*** WORKING DATA ***

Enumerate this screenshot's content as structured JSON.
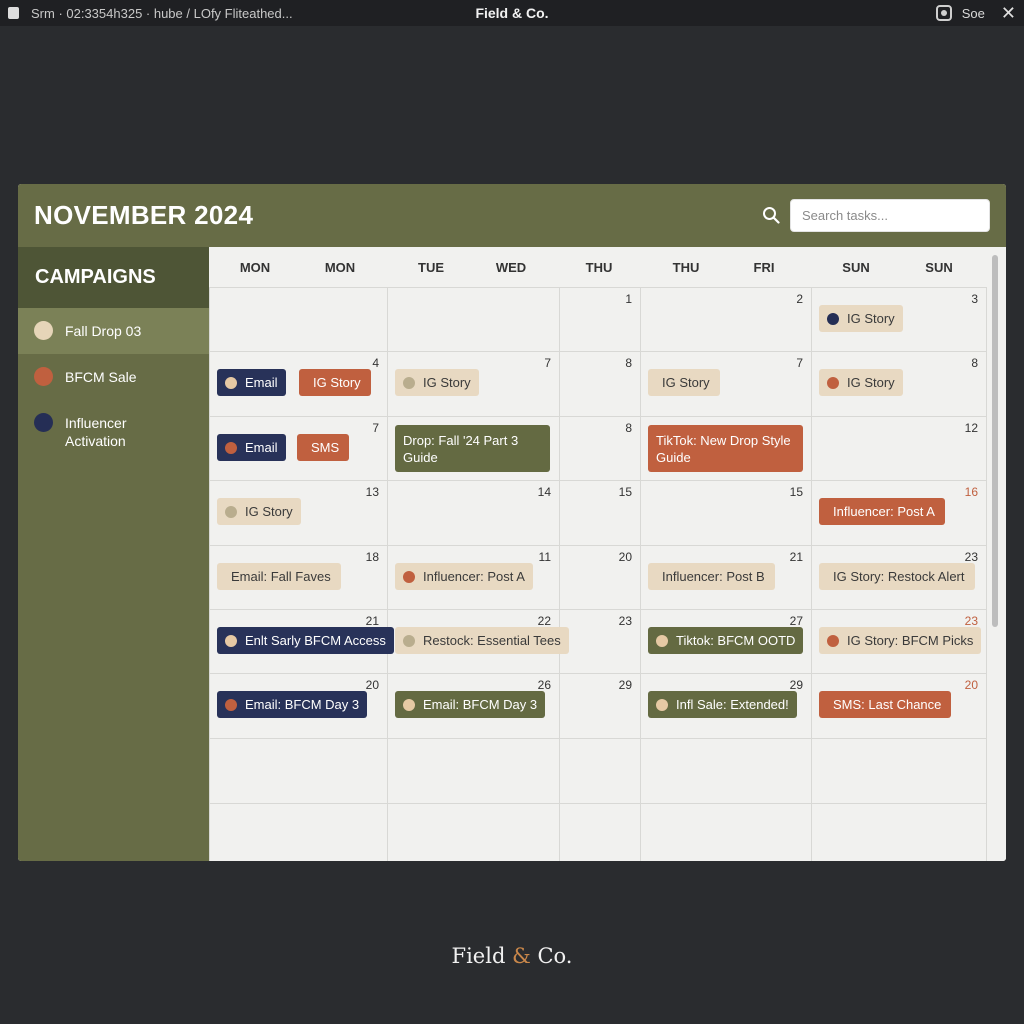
{
  "topbar": {
    "status": "Srm · 02:3354h325 · hube / LOfy Fliteathed...",
    "title": "Field & Co.",
    "right_label": "Soe",
    "close": "✕"
  },
  "header": {
    "title": "NOVEMBER 2024",
    "search_placeholder": "Search tasks..."
  },
  "sidebar": {
    "title": "CAMPAIGNS",
    "items": [
      {
        "label": "Fall Drop 03",
        "color": "#e6d5b8",
        "active": true
      },
      {
        "label": "BFCM Sale",
        "color": "#c0603f",
        "active": false
      },
      {
        "label": "Influencer Activation",
        "color": "#252e55",
        "active": false
      }
    ]
  },
  "colors": {
    "navy": "#283259",
    "terracotta": "#c0603f",
    "beige": "#e8d9c2",
    "olive": "#646a42",
    "dot_beige": "#e6c9a4",
    "dot_terracotta": "#c0603f",
    "dot_navy": "#252e55",
    "dot_tan": "#b9ad8e"
  },
  "calendar": {
    "days_of_week": [
      "MON",
      "MON",
      "TUE",
      "WED",
      "THU",
      "THU",
      "FRI",
      "SUN",
      "SUN"
    ],
    "rows": [
      {
        "nums": [
          "",
          "",
          "1",
          "2",
          "3"
        ],
        "hl": []
      },
      {
        "nums": [
          "4",
          "7",
          "8",
          "7",
          "8"
        ],
        "hl": []
      },
      {
        "nums": [
          "7",
          "",
          "8",
          "",
          "12"
        ],
        "hl": []
      },
      {
        "nums": [
          "13",
          "14",
          "15",
          "15",
          "16"
        ],
        "hl": [
          4
        ]
      },
      {
        "nums": [
          "18",
          "11",
          "20",
          "21",
          "23"
        ],
        "hl": []
      },
      {
        "nums": [
          "21",
          "22",
          "23",
          "27",
          "23"
        ],
        "hl": [
          4
        ]
      },
      {
        "nums": [
          "20",
          "26",
          "29",
          "29",
          "20"
        ],
        "hl": [
          4
        ]
      }
    ],
    "events": [
      {
        "row": 0,
        "col": 4,
        "label": "IG Story",
        "style": "beige",
        "dot": "dot_navy"
      },
      {
        "row": 1,
        "col": 0,
        "label": "Email",
        "style": "navy",
        "dot": "dot_beige"
      },
      {
        "row": 1,
        "col": 0,
        "label": "IG Story",
        "style": "terracotta",
        "dot": "",
        "offset": 1
      },
      {
        "row": 1,
        "col": 1,
        "label": "IG Story",
        "style": "beige",
        "dot": "dot_tan"
      },
      {
        "row": 1,
        "col": 3,
        "label": "IG Story",
        "style": "beige",
        "dot": ""
      },
      {
        "row": 1,
        "col": 4,
        "label": "IG Story",
        "style": "beige",
        "dot": "dot_terracotta"
      },
      {
        "row": 2,
        "col": 0,
        "label": "Email",
        "style": "navy",
        "dot": "dot_terracotta"
      },
      {
        "row": 2,
        "col": 0,
        "label": "SMS",
        "style": "terracotta",
        "dot": "",
        "offset": 1
      },
      {
        "row": 2,
        "col": 1,
        "label": "Drop: Fall '24 Part 3 Guide",
        "style": "olive",
        "dot": "",
        "tall": true
      },
      {
        "row": 2,
        "col": 3,
        "label": "TikTok: New Drop Style Guide",
        "style": "terracotta",
        "dot": "",
        "tall": true
      },
      {
        "row": 3,
        "col": 0,
        "label": "IG Story",
        "style": "beige",
        "dot": "dot_tan"
      },
      {
        "row": 3,
        "col": 4,
        "label": "Influencer: Post A",
        "style": "terracotta",
        "dot": ""
      },
      {
        "row": 4,
        "col": 0,
        "label": "Email: Fall Faves",
        "style": "beige",
        "dot": ""
      },
      {
        "row": 4,
        "col": 1,
        "label": "Influencer: Post A",
        "style": "beige",
        "dot": "dot_terracotta"
      },
      {
        "row": 4,
        "col": 3,
        "label": "Influencer: Post B",
        "style": "beige",
        "dot": ""
      },
      {
        "row": 4,
        "col": 4,
        "label": "IG Story: Restock Alert",
        "style": "beige",
        "dot": ""
      },
      {
        "row": 5,
        "col": 0,
        "label": "Enlt Sarly BFCM Access",
        "style": "navy",
        "dot": "dot_beige"
      },
      {
        "row": 5,
        "col": 1,
        "label": "Restock: Essential Tees",
        "style": "beige",
        "dot": "dot_tan"
      },
      {
        "row": 5,
        "col": 3,
        "label": "Tiktok: BFCM OOTD",
        "style": "olive",
        "dot": "dot_beige"
      },
      {
        "row": 5,
        "col": 4,
        "label": "IG Story: BFCM Picks",
        "style": "beige",
        "dot": "dot_terracotta"
      },
      {
        "row": 6,
        "col": 0,
        "label": "Email: BFCM Day 3",
        "style": "navy",
        "dot": "dot_terracotta"
      },
      {
        "row": 6,
        "col": 1,
        "label": "Email: BFCM Day 3",
        "style": "olive",
        "dot": "dot_beige"
      },
      {
        "row": 6,
        "col": 3,
        "label": "Infl Sale: Extended!",
        "style": "olive",
        "dot": "dot_beige"
      },
      {
        "row": 6,
        "col": 4,
        "label": "SMS: Last Chance",
        "style": "terracotta",
        "dot": ""
      }
    ]
  },
  "brand": {
    "pre": "Field ",
    "amp": "&",
    "post": " Co."
  }
}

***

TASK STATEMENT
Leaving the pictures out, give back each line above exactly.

OUTPUT FOR THIS EXERCISE
Enumerate this screenshot's content as structured JSON.
{
  "topbar": {
    "status": "Srm · 02:3354h325 · hube / LOfy Fliteathed...",
    "title": "Field & Co.",
    "right_label": "Soe",
    "close": "✕"
  },
  "header": {
    "title": "NOVEMBER 2024",
    "search_placeholder": "Search tasks..."
  },
  "sidebar": {
    "title": "CAMPAIGNS",
    "items": [
      {
        "label": "Fall Drop 03",
        "color": "#e6d5b8",
        "active": true
      },
      {
        "label": "BFCM Sale",
        "color": "#c0603f",
        "active": false
      },
      {
        "label": "Influencer Activation",
        "color": "#252e55",
        "active": false
      }
    ]
  },
  "colors": {
    "navy": "#283259",
    "terracotta": "#c0603f",
    "beige": "#e8d9c2",
    "olive": "#646a42",
    "dot_beige": "#e6c9a4",
    "dot_terracotta": "#c0603f",
    "dot_navy": "#252e55",
    "dot_tan": "#b9ad8e"
  },
  "calendar": {
    "days_of_week": [
      "MON",
      "MON",
      "TUE",
      "WED",
      "THU",
      "THU",
      "FRI",
      "SUN",
      "SUN"
    ],
    "rows": [
      {
        "nums": [
          "",
          "",
          "1",
          "2",
          "3"
        ],
        "hl": []
      },
      {
        "nums": [
          "4",
          "7",
          "8",
          "7",
          "8"
        ],
        "hl": []
      },
      {
        "nums": [
          "7",
          "",
          "8",
          "",
          "12"
        ],
        "hl": []
      },
      {
        "nums": [
          "13",
          "14",
          "15",
          "15",
          "16"
        ],
        "hl": [
          4
        ]
      },
      {
        "nums": [
          "18",
          "11",
          "20",
          "21",
          "23"
        ],
        "hl": []
      },
      {
        "nums": [
          "21",
          "22",
          "23",
          "27",
          "23"
        ],
        "hl": [
          4
        ]
      },
      {
        "nums": [
          "20",
          "26",
          "29",
          "29",
          "20"
        ],
        "hl": [
          4
        ]
      }
    ],
    "events": [
      {
        "row": 0,
        "col": 4,
        "label": "IG Story",
        "style": "beige",
        "dot": "dot_navy"
      },
      {
        "row": 1,
        "col": 0,
        "label": "Email",
        "style": "navy",
        "dot": "dot_beige"
      },
      {
        "row": 1,
        "col": 0,
        "label": "IG Story",
        "style": "terracotta",
        "dot": "",
        "offset": 1
      },
      {
        "row": 1,
        "col": 1,
        "label": "IG Story",
        "style": "beige",
        "dot": "dot_tan"
      },
      {
        "row": 1,
        "col": 3,
        "label": "IG Story",
        "style": "beige",
        "dot": ""
      },
      {
        "row": 1,
        "col": 4,
        "label": "IG Story",
        "style": "beige",
        "dot": "dot_terracotta"
      },
      {
        "row": 2,
        "col": 0,
        "label": "Email",
        "style": "navy",
        "dot": "dot_terracotta"
      },
      {
        "row": 2,
        "col": 0,
        "label": "SMS",
        "style": "terracotta",
        "dot": "",
        "offset": 1
      },
      {
        "row": 2,
        "col": 1,
        "label": "Drop: Fall '24 Part 3 Guide",
        "style": "olive",
        "dot": "",
        "tall": true
      },
      {
        "row": 2,
        "col": 3,
        "label": "TikTok: New Drop Style Guide",
        "style": "terracotta",
        "dot": "",
        "tall": true
      },
      {
        "row": 3,
        "col": 0,
        "label": "IG Story",
        "style": "beige",
        "dot": "dot_tan"
      },
      {
        "row": 3,
        "col": 4,
        "label": "Influencer: Post A",
        "style": "terracotta",
        "dot": ""
      },
      {
        "row": 4,
        "col": 0,
        "label": "Email: Fall Faves",
        "style": "beige",
        "dot": ""
      },
      {
        "row": 4,
        "col": 1,
        "label": "Influencer: Post A",
        "style": "beige",
        "dot": "dot_terracotta"
      },
      {
        "row": 4,
        "col": 3,
        "label": "Influencer: Post B",
        "style": "beige",
        "dot": ""
      },
      {
        "row": 4,
        "col": 4,
        "label": "IG Story: Restock Alert",
        "style": "beige",
        "dot": ""
      },
      {
        "row": 5,
        "col": 0,
        "label": "Enlt Sarly BFCM Access",
        "style": "navy",
        "dot": "dot_beige"
      },
      {
        "row": 5,
        "col": 1,
        "label": "Restock: Essential Tees",
        "style": "beige",
        "dot": "dot_tan"
      },
      {
        "row": 5,
        "col": 3,
        "label": "Tiktok: BFCM OOTD",
        "style": "olive",
        "dot": "dot_beige"
      },
      {
        "row": 5,
        "col": 4,
        "label": "IG Story: BFCM Picks",
        "style": "beige",
        "dot": "dot_terracotta"
      },
      {
        "row": 6,
        "col": 0,
        "label": "Email: BFCM Day 3",
        "style": "navy",
        "dot": "dot_terracotta"
      },
      {
        "row": 6,
        "col": 1,
        "label": "Email: BFCM Day 3",
        "style": "olive",
        "dot": "dot_beige"
      },
      {
        "row": 6,
        "col": 3,
        "label": "Infl Sale: Extended!",
        "style": "olive",
        "dot": "dot_beige"
      },
      {
        "row": 6,
        "col": 4,
        "label": "SMS: Last Chance",
        "style": "terracotta",
        "dot": ""
      }
    ]
  },
  "brand": {
    "pre": "Field ",
    "amp": "&",
    "post": " Co."
  }
}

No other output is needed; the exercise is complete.